The Bills picked University of Southern California receiver Robert Woods with the 41st overall pick.
Then they took University of Oregon linebacker Kiko Alonso 46th overall.
With their third-round pick, the Bills selected a speed receiver, Marquise Goodwin of the University of Texas. He was the fastest player in the draft and placed 10th in the long jump at the London Olympics in 2012.
Woods, 6-foot-1 and 201 pounds, caught 252 passes for 2,930 yards and 32 touchdowns in a three-year career at USC. He’s a versatile receiver who can play outside or in the slot, and he projects as a quality No. 2 wideout in the NFL.

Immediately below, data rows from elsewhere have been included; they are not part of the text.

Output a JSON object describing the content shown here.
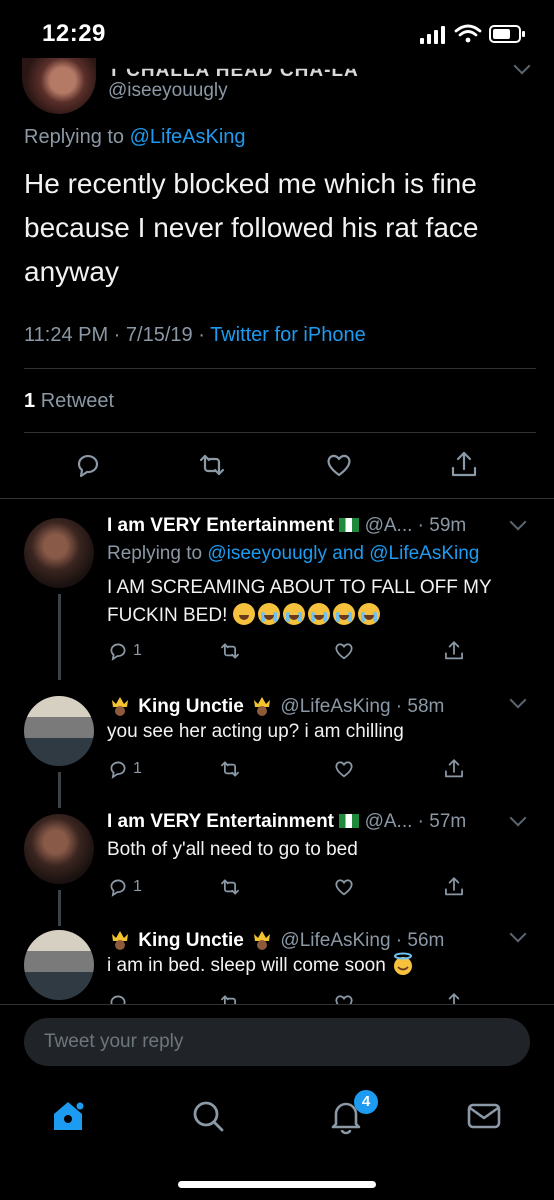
{
  "status_bar": {
    "time": "12:29"
  },
  "main_tweet": {
    "display_name": "T'CHALLA HEAD CHA-LA",
    "handle": "@iseeyouugly",
    "replying_prefix": "Replying to",
    "replying_to": "@LifeAsKing",
    "text": "He recently blocked me which is fine because I never followed his rat face anyway",
    "time": "11:24 PM",
    "date": "7/15/19",
    "client": "Twitter for iPhone",
    "retweet_count": "1",
    "retweet_label": "Retweet"
  },
  "replies": [
    {
      "name": "I am VERY Entertainment",
      "meta": "@A... · 59m",
      "replying_prefix": "Replying to",
      "replying_user1": "@iseeyouugly",
      "replying_and": "and",
      "replying_user2": "@LifeAsKing",
      "text": "I AM SCREAMING ABOUT TO FALL OFF MY FUCKIN BED!",
      "reply_count": "1"
    },
    {
      "name": "King Unctie",
      "meta": "@LifeAsKing · 58m",
      "text": "you see her acting up? i am chilling",
      "reply_count": "1"
    },
    {
      "name": "I am VERY Entertainment",
      "meta": "@A... · 57m",
      "text": "Both of y'all need to go to bed",
      "reply_count": "1"
    },
    {
      "name": "King Unctie",
      "meta": "@LifeAsKing · 56m",
      "text": "i am in bed. sleep will come soon"
    }
  ],
  "compose": {
    "placeholder": "Tweet your reply"
  },
  "tabbar": {
    "notification_badge": "4"
  },
  "colors": {
    "accent": "#1d9bf0",
    "background": "#000000",
    "secondary_text": "#8b98a5"
  }
}
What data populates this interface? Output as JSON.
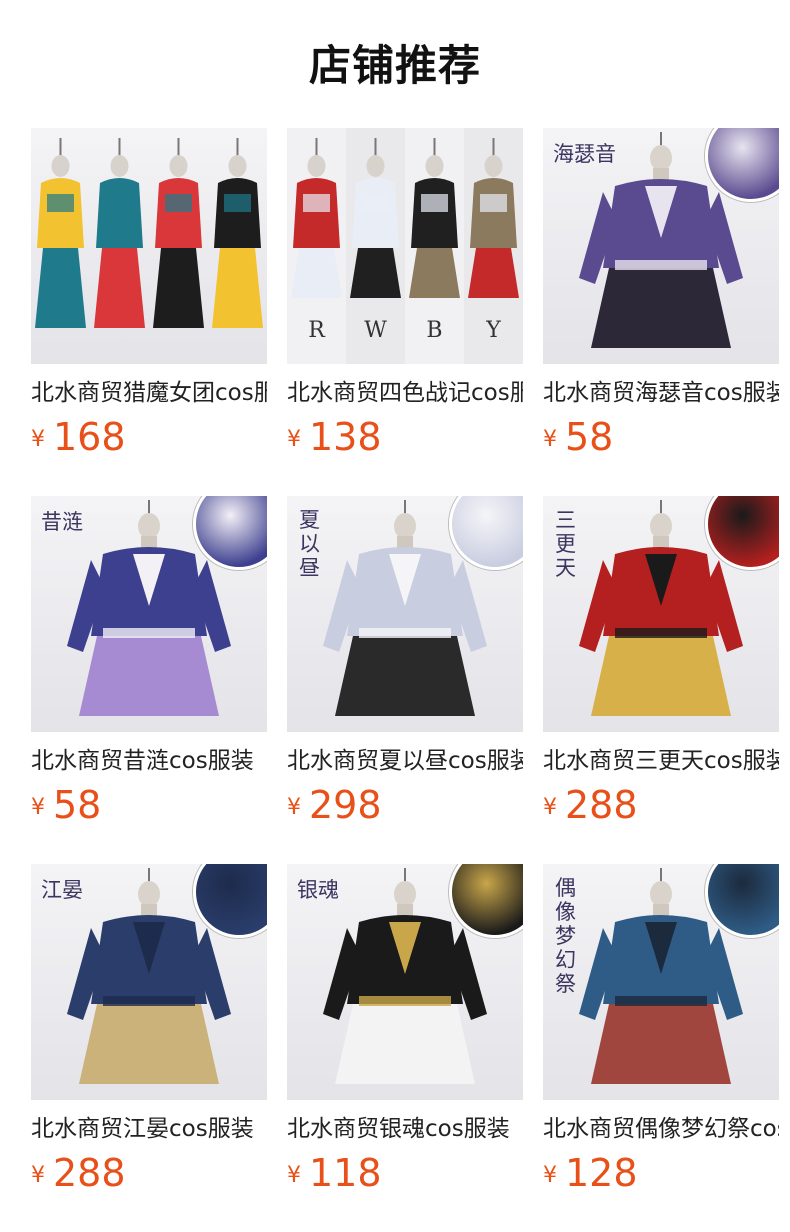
{
  "page_title": "店铺推荐",
  "currency_symbol": "¥",
  "products": [
    {
      "title": "北水商贸猎魔女团cos服",
      "price": "168",
      "icon": "costume-set-icon",
      "thumb_label": "",
      "colors": [
        "#f2c230",
        "#1f7a8c",
        "#d9373a",
        "#1d1d1d"
      ]
    },
    {
      "title": "北水商贸四色战记cos服",
      "price": "138",
      "icon": "costume-set-icon",
      "thumb_label": "",
      "colors": [
        "#c42a2a",
        "#e9eef6",
        "#202020",
        "#8b7a5e"
      ],
      "variants": [
        "R",
        "W",
        "B",
        "Y"
      ]
    },
    {
      "title": "北水商贸海瑟音cos服装",
      "price": "58",
      "icon": "costume-icon",
      "thumb_label": "海瑟音",
      "colors": [
        "#5a4a8f",
        "#e7e4ef",
        "#2d2838"
      ]
    },
    {
      "title": "北水商贸昔涟cos服装",
      "price": "58",
      "icon": "costume-icon",
      "thumb_label": "昔涟",
      "colors": [
        "#3d3f8f",
        "#f3f0f6",
        "#a78bd2"
      ]
    },
    {
      "title": "北水商贸夏以昼cos服装",
      "price": "298",
      "icon": "costume-icon",
      "thumb_label": "夏以昼",
      "colors": [
        "#c9cde0",
        "#f5f5f8",
        "#2a2a2a"
      ]
    },
    {
      "title": "北水商贸三更天cos服装",
      "price": "288",
      "icon": "costume-icon",
      "thumb_label": "三更天",
      "colors": [
        "#b3201f",
        "#1a1a1a",
        "#d8b04a"
      ]
    },
    {
      "title": "北水商贸江晏cos服装",
      "price": "288",
      "icon": "costume-icon",
      "thumb_label": "江晏",
      "colors": [
        "#2a3d6b",
        "#1d2b4c",
        "#cbb27a"
      ]
    },
    {
      "title": "北水商贸银魂cos服装",
      "price": "118",
      "icon": "costume-icon",
      "thumb_label": "银魂",
      "colors": [
        "#1a1a1a",
        "#c9a64a",
        "#f3f3f3"
      ]
    },
    {
      "title": "北水商贸偶像梦幻祭cos服装",
      "price": "128",
      "icon": "costume-icon",
      "thumb_label": "偶像梦幻祭",
      "colors": [
        "#2f5c86",
        "#1c2a3d",
        "#a0463e"
      ]
    }
  ]
}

The Bills have a glaring need for a starter opposite Stevie Johnson, and Woods has the college credentials to step into the first unit on opening day.

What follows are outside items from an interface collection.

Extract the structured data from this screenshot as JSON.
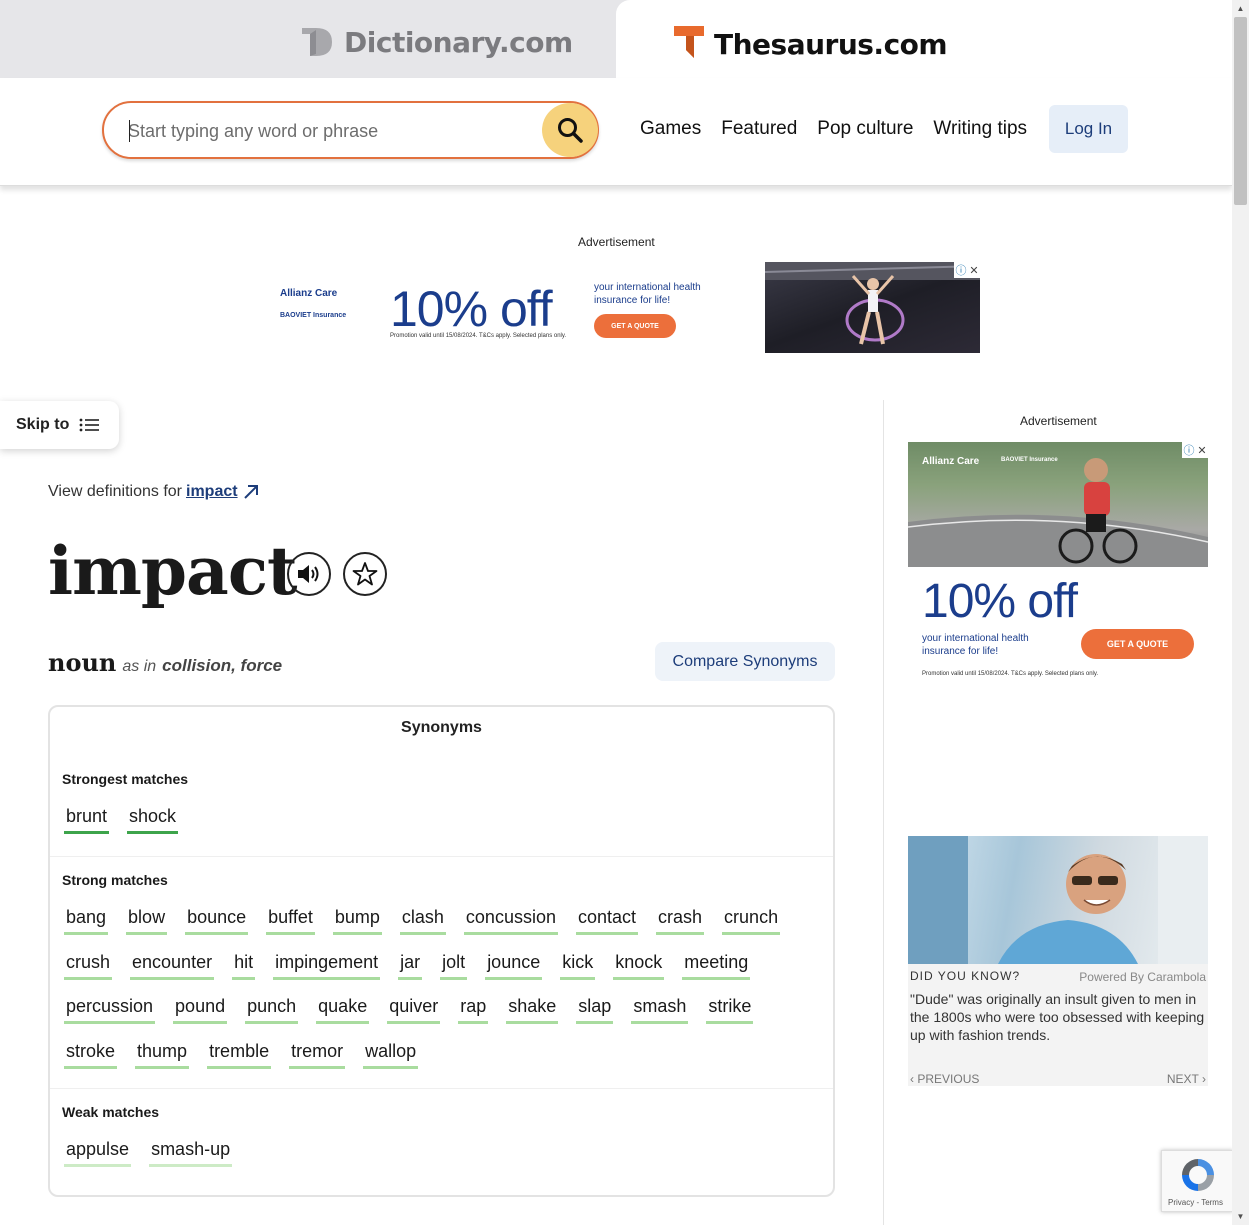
{
  "brands": {
    "dictionary": "Dictionary.com",
    "thesaurus": "Thesaurus.com"
  },
  "search": {
    "placeholder": "Start typing any word or phrase"
  },
  "nav": {
    "items": [
      "Games",
      "Featured",
      "Pop culture",
      "Writing tips"
    ],
    "login": "Log In"
  },
  "ads": {
    "label": "Advertisement",
    "top": {
      "brand1": "Allianz Care",
      "brand2": "BAOVIET Insurance",
      "headline": "10% off",
      "tagline": "your international health insurance for life!",
      "cta": "GET A QUOTE",
      "fine": "Promotion valid until 15/08/2024. T&Cs apply. Selected plans only."
    },
    "side": {
      "brand1": "Allianz Care",
      "brand2": "BAOVIET Insurance",
      "headline": "10% off",
      "tagline": "your international health insurance for life!",
      "cta": "GET A QUOTE",
      "fine": "Promotion valid until 15/08/2024. T&Cs apply. Selected plans only."
    }
  },
  "skip": {
    "label": "Skip to"
  },
  "entry": {
    "view_def_prefix": "View definitions for",
    "view_def_word": "impact",
    "headword": "impact",
    "pos": "noun",
    "as_in": "as in",
    "sense": "collision, force",
    "compare": "Compare Synonyms"
  },
  "synonyms": {
    "title": "Synonyms",
    "strongest_label": "Strongest matches",
    "strongest": [
      "brunt",
      "shock"
    ],
    "strong_label": "Strong matches",
    "strong": [
      "bang",
      "blow",
      "bounce",
      "buffet",
      "bump",
      "clash",
      "concussion",
      "contact",
      "crash",
      "crunch",
      "crush",
      "encounter",
      "hit",
      "impingement",
      "jar",
      "jolt",
      "jounce",
      "kick",
      "knock",
      "meeting",
      "percussion",
      "pound",
      "punch",
      "quake",
      "quiver",
      "rap",
      "shake",
      "slap",
      "smash",
      "strike",
      "stroke",
      "thump",
      "tremble",
      "tremor",
      "wallop"
    ],
    "weak_label": "Weak matches",
    "weak": [
      "appulse",
      "smash-up"
    ]
  },
  "did_you_know": {
    "heading": "DID YOU KNOW?",
    "powered_by": "Powered By Carambola",
    "text": "\"Dude\" was originally an insult given to men in the 1800s who were too obsessed with keeping up with fashion trends.",
    "prev": "PREVIOUS",
    "next": "NEXT"
  },
  "recaptcha": {
    "legal": "Privacy - Terms"
  },
  "colors": {
    "accent_orange": "#e2713e",
    "search_button": "#f6d27c",
    "link_blue": "#1d3d7a",
    "strongest_underline": "#3da44b",
    "strong_underline": "#a9dc9f"
  }
}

“We’ve been talking about needing a receiver,” Bills General Manager Buddy Nix said. “The guys got intangibles, plus great ability.

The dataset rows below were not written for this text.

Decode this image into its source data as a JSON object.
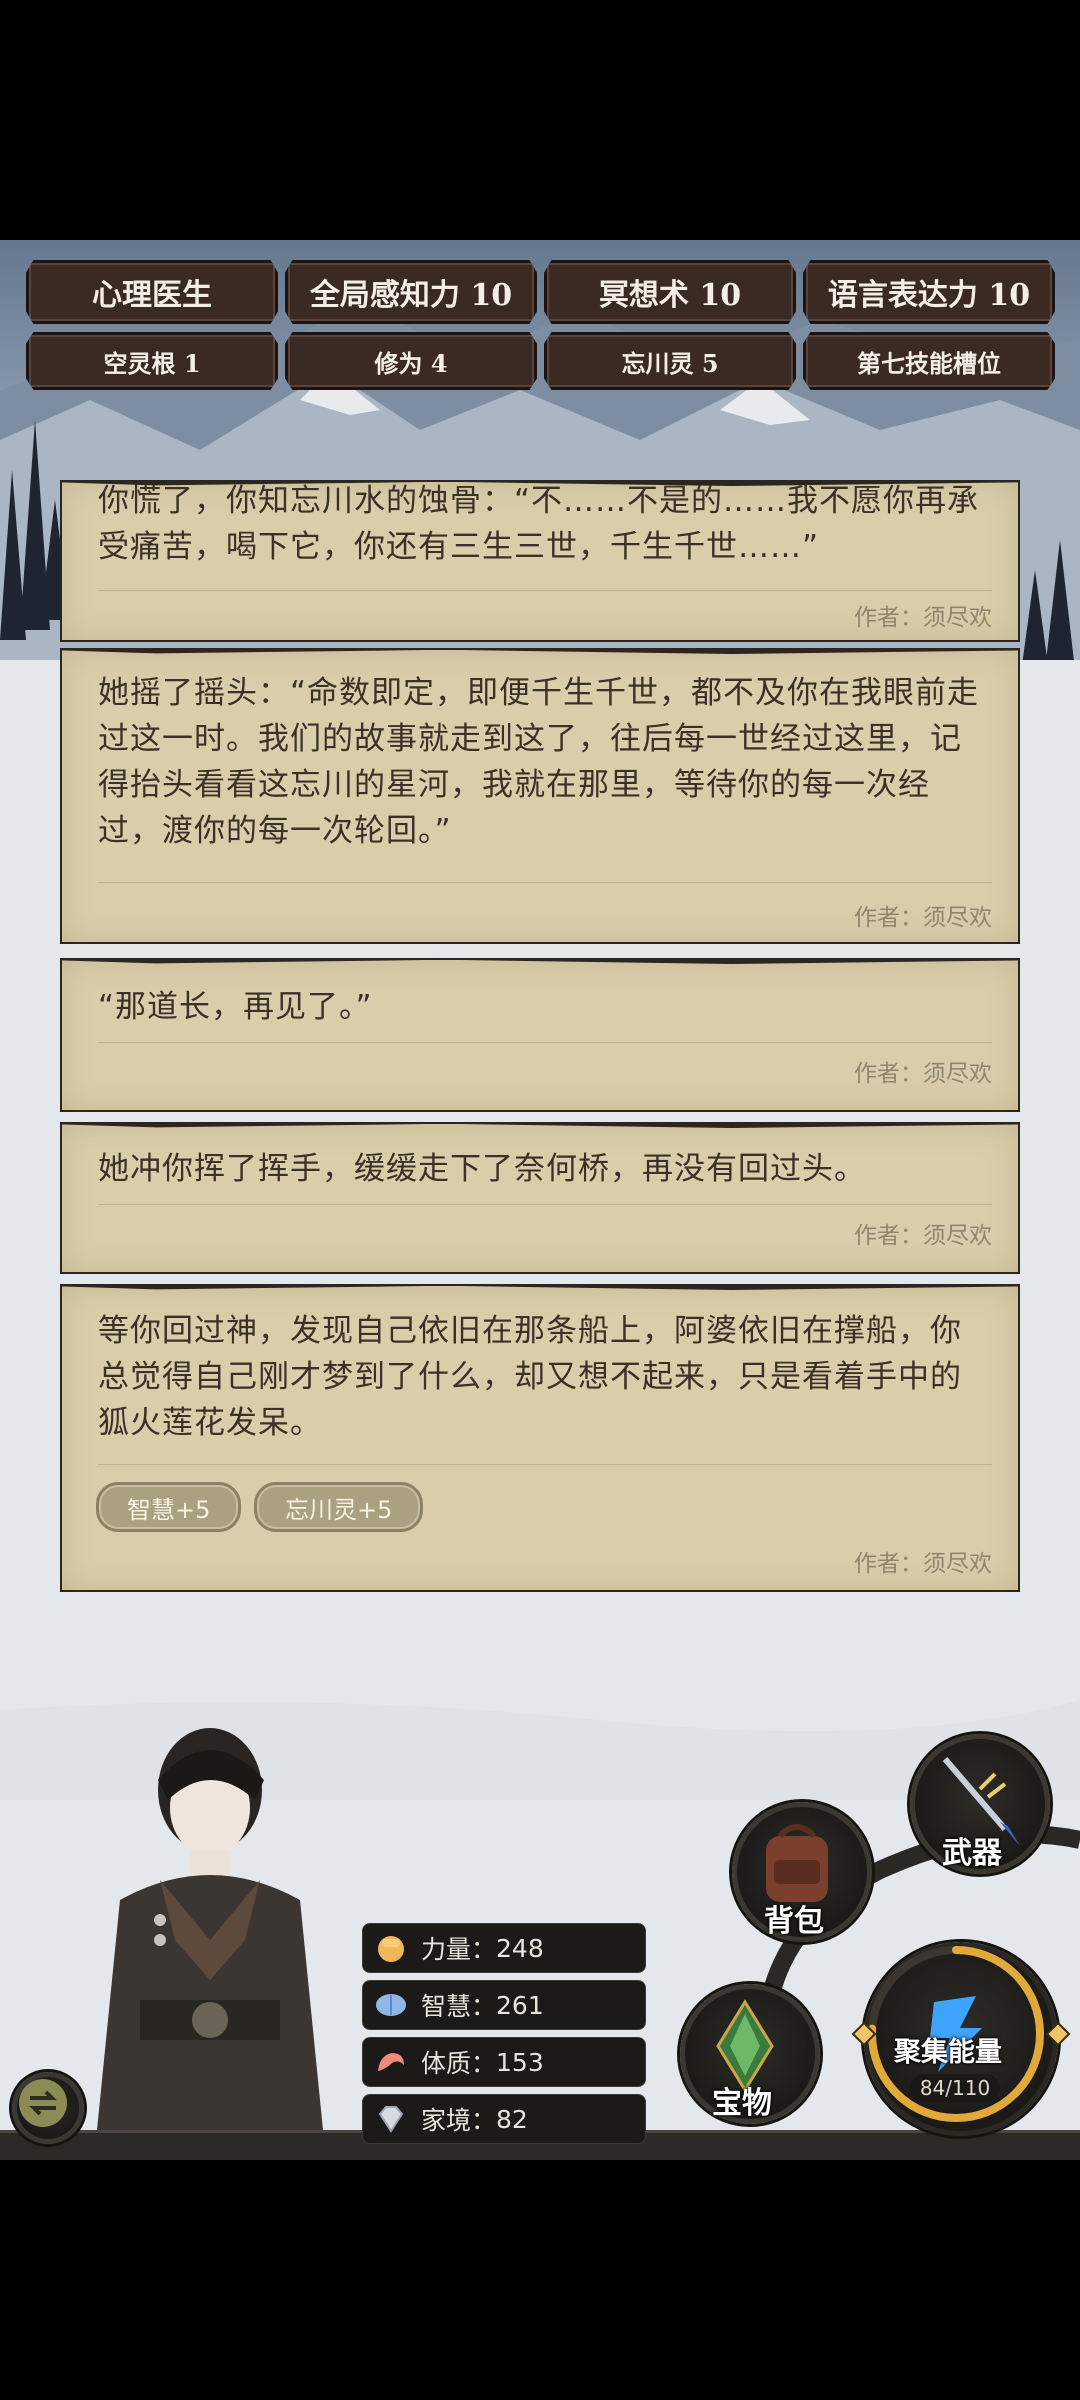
{
  "skills": {
    "row1": [
      "心理医生",
      "全局感知力 10",
      "冥想术 10",
      "语言表达力 10"
    ],
    "row2": [
      "空灵根 1",
      "修为 4",
      "忘川灵 5",
      "第七技能槽位"
    ]
  },
  "story_cards": [
    {
      "text": "你慌了，你知忘川水的蚀骨：“不……不是的……我不愿你再承受痛苦，喝下它，你还有三生三世，千生千世……”",
      "author": "作者：须尽欢"
    },
    {
      "text": "她摇了摇头：“命数即定，即便千生千世，都不及你在我眼前走过这一时。我们的故事就走到这了，往后每一世经过这里，记得抬头看看这忘川的星河，我就在那里，等待你的每一次经过，渡你的每一次轮回。”",
      "author": "作者：须尽欢"
    },
    {
      "text": "“那道长，再见了。”",
      "author": "作者：须尽欢"
    },
    {
      "text": "她冲你挥了挥手，缓缓走下了奈何桥，再没有回过头。",
      "author": "作者：须尽欢"
    },
    {
      "text": "等你回过神，发现自己依旧在那条船上，阿婆依旧在撑船，你总觉得自己刚才梦到了什么，却又想不起来，只是看着手中的狐火莲花发呆。",
      "author": "作者：须尽欢",
      "tags": [
        "智慧+5",
        "忘川灵+5"
      ]
    }
  ],
  "stats": [
    {
      "icon": "fist-icon",
      "label": "力量：",
      "value": "248"
    },
    {
      "icon": "brain-icon",
      "label": "智慧：",
      "value": "261"
    },
    {
      "icon": "muscle-icon",
      "label": "体质：",
      "value": "153"
    },
    {
      "icon": "diamond-icon",
      "label": "家境：",
      "value": "82"
    }
  ],
  "actions": {
    "weapon": "武器",
    "backpack": "背包",
    "treasure": "宝物",
    "gather": "聚集能量",
    "energy": "84/110"
  },
  "energy_fraction": 0.76,
  "colors": {
    "card_bg": "#d9ceaa",
    "skill_bg": "#3b2a23",
    "panel_bg": "#2c2a26",
    "energy_ring": "#e0a93a"
  }
}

“Obviously we wanted to get an outside receiver. We also wanted to get another linebacker. We got one we think can play mike and can play will. He’s a big guy who can run and cover.”
Alonso’s game is versatility, which makes him attractive to new Bills defensive coordinator Mike Pettine.
A 6-foot-3, 235-pounder, Alonso was labeled an inside linebacker for the Ducks. However, he played all over and had plenty of coverage responsibilities. Alonso has a big frame and long arms, which enhance his effectiveness in coverage.
Alonso comes with character question marks. He was suspended for the entire 2010 season because he was arrested on a driving under the influence charge. Another alcohol-related arrest caused him to miss the 2011 season opener.
Woods not a not a pure vertical threat. He ran a 40-yard dash time of 4.51 seconds, faster than Stevie Johnson ran out of college (4.58) but not in the T.J. Graham class (4.41). Woods, however, has exceptional hands and runs good pass routes.
“One of the leading lines on the reports on him was he was the most NFL ready of any of them,” Nix said of this year’s receiver crop. “And I expect that’s right.”
Woods was the first true freshman to start a season-opener at wideout for the Trojans in the post-World War II era. He caught 65 passes as a freshman in 2010. As a sophomore, he caught 111 passes for 1,292 yards and 15 touchdowns. His catch total was fourth best in the nation, and he was a finalist for the Biletnikoff Award as the nation’s top receiver.
USC slumped from 10-2 to 7-5 in 2012. Woods’ numbers dropped to 76 catches for 846 yards and 11 touchdowns. Woods dropped to No. 2 in the passing game behind another top national recruit, Marqise Lee, who caught 118 passes
Woods has a lean build. He’s slightly bigger than former Bill Peerless Price but has a similar body type and running style.
“When I look at offense I try to look at playmakers,” said Bills coach Doug Marrone. “People that can make plays. People that can be productive. The whole thing in this league is how are you going to score? And I think that’s what we’re always looking for on the offensive side.”
Woods was clearly the top receiver available at No. 41. The Bills had other options at No. 46. A good cornerback (Boise State’s Jamar Taylor), an edge-rushing outside linebacker (Southern Mississippi’s Jamie Collins) and a capable tight end (San Diego State’s Gavin Escobar) were available.
However, linebacker was a clear-cut need, as well. The Bills have questionable depth behind strong-side linebacker Manny Lawson and behind inside linebackers Kelvin Sheppard and Nigel Bradham. They also needed another backup linebacker in the nickel defense.
It will be interesting to see if Alonso can take playing time away from Sheppard and Bradham as a rookie.
The Bills view Bradham as a three-down linebacker who can play inside in the 3-4 defense and the weak (or will) side in the 4-3. So can Alonso.
Alonso had a strong senior season, making 81 tackles, 14 for loss, four interceptions, seven passes defended and two forced fumbles. His signature game was the 2012 Rose Bowl at the end of his junior year. He had 2.5 tackles for loss, 1.5 sacks and an interception in Oregon’s win over Wisconsin.
Goodwin ran a time of 4.27 seconds in the 40-yard dash, the fastest at the combine in the past decade. Goodwin was not a starter for the Longhorns. He caught 26 passes last season.
“One of the things in the report about Marquise that jumps out at you, for a guy his size, he’s a tenacious blocker, he’s a tough guy,” Nix said. “He’s a football player first, even though he’s had all that success in track. … He just needs reps and touches.”